It sounds like a bargain to import a motorcycle from overseas where they may be cheaper, but there are also pitfalls for riders.
Bruce Hartwig, consultant to Queensland Imports, which is one of about 14 federally registered workshops for complying imported used vehicles, says the easiest and cheapest motorcycles to import and comply are in standard trim. “Highly modified choppers are difficult to import and can be very expensive,” he says.
Even bikes in standard trim may require modification by a company such as Queensland Imports. Most of those compliance changes involve lights (size, colour and distance from the rear of the bike), but may also involve the exhaust, handelbars and number plate holder. He says most are an easy fix, but choppers with a low seat and high bars can be expensive to remedy.
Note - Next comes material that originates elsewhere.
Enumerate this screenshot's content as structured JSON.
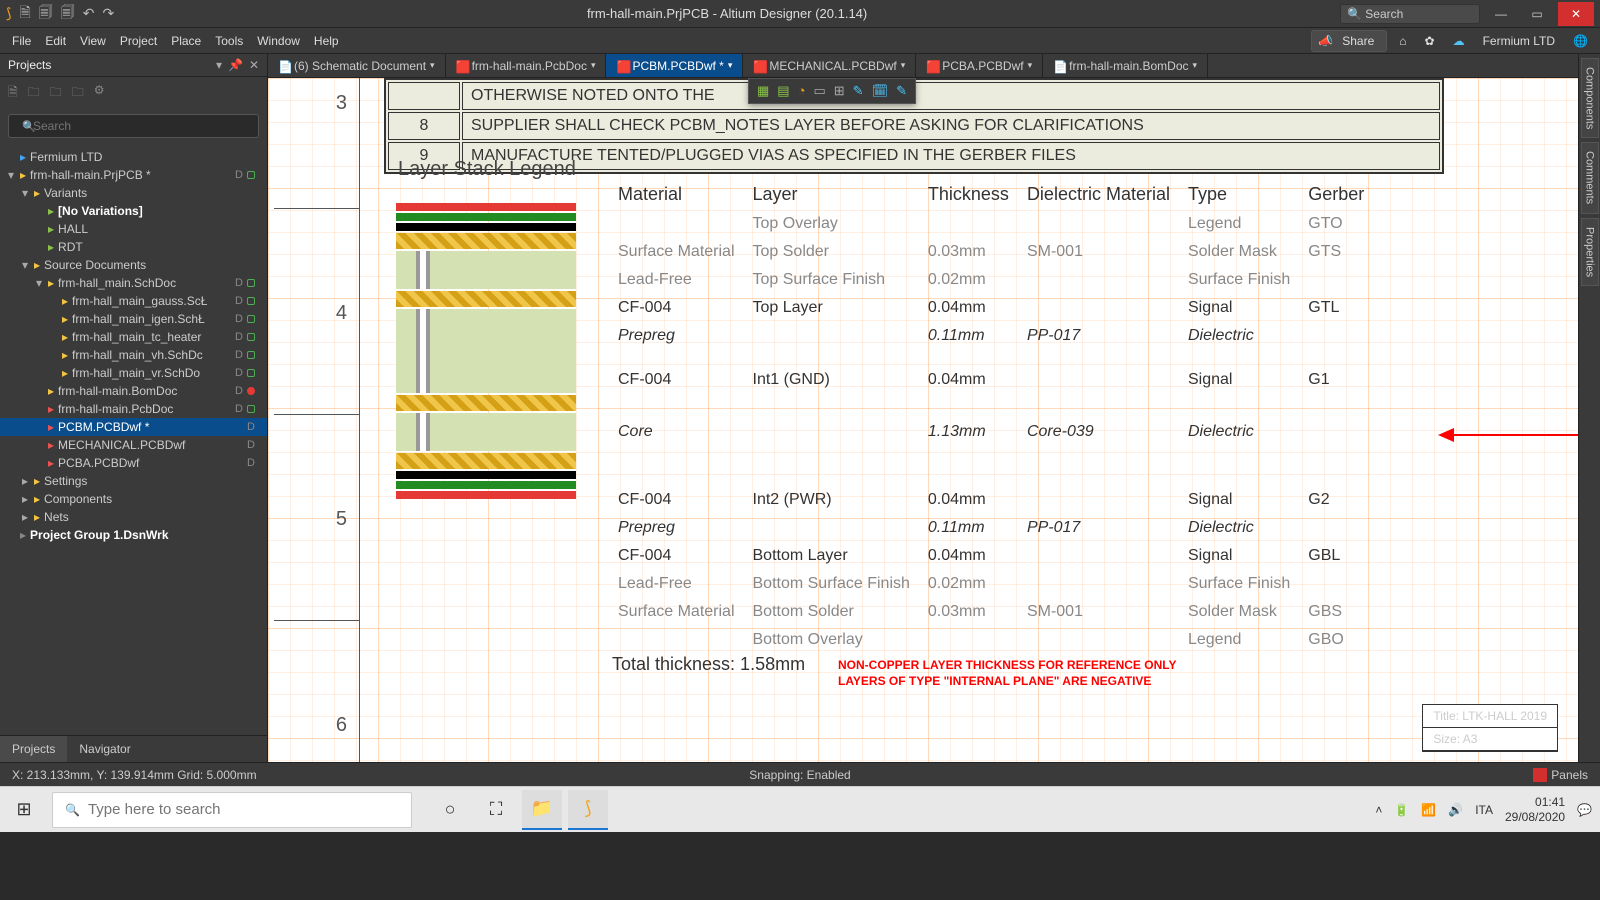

If you are after an historic bike, the news is a little better as bikes made before 1989 are easier to comply and those made before 1975 when there were no Australian Design Rules only need a roadworthy certificate.
Note that the rules on importing vehicles changed in 2018. You will be able to import vehicles that are not already imported by official distributors, have comparable standards to Australia, are no more than 12 months old and have no more than 500km on the odometer. You will also be able to import only one vehicle every two years.
Bruce says costs to comply a bike start at about $2500, which includes fitting new tyres and brake pads, metric speedo, amber indicators and reflectors.
He says most people buy bikes from the US and it costs about $1000 to ship from LA. “You can get cheaper quotes, but check whether it includes quarantine and other fees,” he warns. You will also need to pay GST on the landed cost of the bike.
He says that these costs make it unviable to import cheap bikes. He says the general rule of thumb is that if it’s $5000 cheaper than you can get it in Australia, it’s viable if the current exchange rate is good. It becomes unviable when the Australian dollar is below 80c.
“More expensive bikes are better value, but it depends on their accessories, mileage and the rarity of the bike. Some people want to import Royal Enfields from India, but you can buy them here for under $5000.” He says the most popular brands to import are Harley-Davidson and Ducati.
Qld Imports can also find suitable vehicles, buy them, ship them, handle all the compliance issues and even deliver them to the new owner. The whole process can take up to 10 weeks.
Bruce is a rider and collector of bikes, some of which he plans to sell. They include two Honda Runes, a Heritage Softail, a Ducati Diavel, BMW R 1150R, Kawasaki Mean Streak, Honda Goldwing and a three-wheeler Grinnall Scorpion powered by a BMW K100 engine.
He owns a business, Sapid, which does testing and approvals for modifications – such as single seat modifications for cheaper registration in Queensland and trike conversions – and individually constructed vehicles which can be motorcycles using an Australian or imported frame, or trikes or sidecars, or wheelchair sidecars.
Vehicles which can be imported under SEVS are on the SEVS register. However, being on this list does not mean that anyone has actually done the testing to allow them to be sold as used imports.
Vehicles on the unrestricted imports list are mainly motorcycles and are mainly from mainstream manufacturers.